Is there a volunteer or time commitment for parents or families in order to participate?
Will you have a fee associated with joining or participating in classes?
Think about these questions and the answers to them. Having clear and known expectations lessens problems and confusion.
Step Five: Communication
Any homeschool co-op needs to be able to communicate with its members. With a teen homeschool co-op, you will want two forms of communication. The first is a way to communicate with parents. The second is to be able to communicate with the students. They may be different modes of communicating, such as email for parents and some form of groupchat for the teens.
Make sure you have parents’ permission to contact teens and before adding teens to any group messaging.
Step Six: Recruit Teens
The last step for starting a teen homeschool co-op is to fill it with members! You can advertise on the library commons board, search out members in Facebook groups for your area, or just go by word of mouth.

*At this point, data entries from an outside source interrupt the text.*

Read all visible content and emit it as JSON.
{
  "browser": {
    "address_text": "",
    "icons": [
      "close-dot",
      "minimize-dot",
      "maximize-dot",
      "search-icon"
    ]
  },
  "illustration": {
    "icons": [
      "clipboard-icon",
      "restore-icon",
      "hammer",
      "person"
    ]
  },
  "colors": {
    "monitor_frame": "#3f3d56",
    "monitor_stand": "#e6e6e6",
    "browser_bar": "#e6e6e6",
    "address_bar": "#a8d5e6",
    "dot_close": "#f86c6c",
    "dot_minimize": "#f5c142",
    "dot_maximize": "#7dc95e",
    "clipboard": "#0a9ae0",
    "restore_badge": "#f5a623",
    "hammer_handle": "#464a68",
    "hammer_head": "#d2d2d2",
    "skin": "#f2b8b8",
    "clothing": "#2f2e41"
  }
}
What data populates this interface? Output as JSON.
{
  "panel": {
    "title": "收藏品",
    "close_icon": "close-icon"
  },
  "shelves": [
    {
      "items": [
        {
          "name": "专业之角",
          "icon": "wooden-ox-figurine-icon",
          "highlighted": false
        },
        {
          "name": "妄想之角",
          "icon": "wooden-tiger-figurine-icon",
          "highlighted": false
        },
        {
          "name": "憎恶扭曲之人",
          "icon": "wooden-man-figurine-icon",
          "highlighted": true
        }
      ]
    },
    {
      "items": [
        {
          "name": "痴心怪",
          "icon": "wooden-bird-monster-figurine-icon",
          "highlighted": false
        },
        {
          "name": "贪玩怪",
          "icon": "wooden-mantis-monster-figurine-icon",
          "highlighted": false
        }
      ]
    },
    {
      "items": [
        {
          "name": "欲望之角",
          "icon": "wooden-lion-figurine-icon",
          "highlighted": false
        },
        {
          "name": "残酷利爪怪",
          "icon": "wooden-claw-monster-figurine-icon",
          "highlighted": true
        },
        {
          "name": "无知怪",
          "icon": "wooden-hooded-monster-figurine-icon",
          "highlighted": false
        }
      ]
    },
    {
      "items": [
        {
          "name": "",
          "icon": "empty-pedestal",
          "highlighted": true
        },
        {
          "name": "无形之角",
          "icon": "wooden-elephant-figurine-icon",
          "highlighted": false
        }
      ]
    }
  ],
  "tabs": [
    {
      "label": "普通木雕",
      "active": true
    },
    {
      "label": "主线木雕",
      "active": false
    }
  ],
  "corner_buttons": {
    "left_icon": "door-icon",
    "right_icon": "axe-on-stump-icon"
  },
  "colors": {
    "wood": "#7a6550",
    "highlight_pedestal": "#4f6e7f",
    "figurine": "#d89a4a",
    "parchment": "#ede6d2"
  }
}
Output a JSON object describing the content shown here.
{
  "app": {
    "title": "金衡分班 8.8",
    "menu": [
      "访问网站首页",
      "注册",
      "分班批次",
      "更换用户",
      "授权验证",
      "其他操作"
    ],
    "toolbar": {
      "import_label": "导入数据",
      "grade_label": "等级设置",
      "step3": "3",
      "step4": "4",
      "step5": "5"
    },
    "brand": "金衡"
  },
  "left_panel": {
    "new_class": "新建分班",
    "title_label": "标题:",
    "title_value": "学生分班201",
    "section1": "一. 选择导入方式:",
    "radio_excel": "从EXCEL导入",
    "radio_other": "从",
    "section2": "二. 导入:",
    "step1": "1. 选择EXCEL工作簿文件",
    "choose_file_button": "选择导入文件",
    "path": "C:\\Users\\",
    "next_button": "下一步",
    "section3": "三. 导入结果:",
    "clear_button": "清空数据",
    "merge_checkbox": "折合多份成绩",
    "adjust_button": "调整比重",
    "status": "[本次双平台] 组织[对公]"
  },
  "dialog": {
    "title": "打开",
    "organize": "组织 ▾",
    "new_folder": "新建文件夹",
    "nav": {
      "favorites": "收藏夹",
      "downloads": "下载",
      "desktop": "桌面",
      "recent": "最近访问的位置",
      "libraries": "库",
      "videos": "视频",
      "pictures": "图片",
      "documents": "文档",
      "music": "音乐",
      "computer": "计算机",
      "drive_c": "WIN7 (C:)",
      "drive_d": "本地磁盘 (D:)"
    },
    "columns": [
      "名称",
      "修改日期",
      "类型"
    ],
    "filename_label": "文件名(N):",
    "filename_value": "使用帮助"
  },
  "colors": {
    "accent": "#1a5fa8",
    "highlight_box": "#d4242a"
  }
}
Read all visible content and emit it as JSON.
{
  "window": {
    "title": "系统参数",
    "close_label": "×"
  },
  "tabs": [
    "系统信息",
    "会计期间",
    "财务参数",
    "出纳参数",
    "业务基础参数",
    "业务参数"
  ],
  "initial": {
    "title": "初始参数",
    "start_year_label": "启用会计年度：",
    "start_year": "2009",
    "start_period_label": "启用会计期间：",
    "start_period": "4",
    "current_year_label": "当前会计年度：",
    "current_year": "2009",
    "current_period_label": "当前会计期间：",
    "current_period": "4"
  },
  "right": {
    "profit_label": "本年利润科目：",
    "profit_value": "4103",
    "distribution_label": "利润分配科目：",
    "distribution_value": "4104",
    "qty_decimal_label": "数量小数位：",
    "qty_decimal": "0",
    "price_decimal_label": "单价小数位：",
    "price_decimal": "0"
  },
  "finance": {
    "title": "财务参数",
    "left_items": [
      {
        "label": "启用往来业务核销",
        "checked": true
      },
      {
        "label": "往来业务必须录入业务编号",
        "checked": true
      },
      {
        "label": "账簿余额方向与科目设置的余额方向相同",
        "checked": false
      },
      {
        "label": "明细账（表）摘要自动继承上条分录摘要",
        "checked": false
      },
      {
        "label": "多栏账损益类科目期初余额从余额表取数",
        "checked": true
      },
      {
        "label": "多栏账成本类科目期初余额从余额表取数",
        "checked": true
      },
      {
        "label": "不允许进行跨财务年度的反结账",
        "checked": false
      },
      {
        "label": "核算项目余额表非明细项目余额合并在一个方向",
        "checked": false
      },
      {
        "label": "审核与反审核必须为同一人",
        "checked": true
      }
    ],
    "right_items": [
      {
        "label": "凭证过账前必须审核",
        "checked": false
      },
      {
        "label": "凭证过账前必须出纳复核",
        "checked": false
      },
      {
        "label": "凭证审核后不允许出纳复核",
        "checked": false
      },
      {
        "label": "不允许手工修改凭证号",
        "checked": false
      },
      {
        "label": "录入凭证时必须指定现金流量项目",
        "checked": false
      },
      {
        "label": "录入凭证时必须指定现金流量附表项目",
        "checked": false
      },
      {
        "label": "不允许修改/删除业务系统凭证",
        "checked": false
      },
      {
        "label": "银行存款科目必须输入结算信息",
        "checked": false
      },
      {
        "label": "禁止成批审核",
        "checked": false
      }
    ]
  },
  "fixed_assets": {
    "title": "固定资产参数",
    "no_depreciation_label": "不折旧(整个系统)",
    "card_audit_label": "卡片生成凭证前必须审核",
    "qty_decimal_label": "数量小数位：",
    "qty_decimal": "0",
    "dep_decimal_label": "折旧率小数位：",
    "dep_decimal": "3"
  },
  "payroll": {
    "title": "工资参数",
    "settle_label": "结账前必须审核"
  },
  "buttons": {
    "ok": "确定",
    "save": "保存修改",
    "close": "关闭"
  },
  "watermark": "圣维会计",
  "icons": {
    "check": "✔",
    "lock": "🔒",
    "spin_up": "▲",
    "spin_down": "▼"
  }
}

Some state homeschool organizations also have a place on their website where they list current homeschool co-ops in the state. I recommend checking to see if this is something your state homeschool organization does and adding your information.
Grow with Your Co-op
Once everything is in place and you have your teen homeschool co-op up and running, get ready to grow with your co-op. In the first year, you may see some areas to tweak or improve. Work on making positive changes.
A homeschool co-op that centers around teens can be a huge blessing as you move through your journey of homeschooling high school. It will allow your teen to make lasting connections, have shared experiences with other teens, and give them the social connection many teens crave.
It can also take the burden off you to teach all the things, and it connects you with other moms in the same stage as you.
Good luck starting your teen homeschool co-op!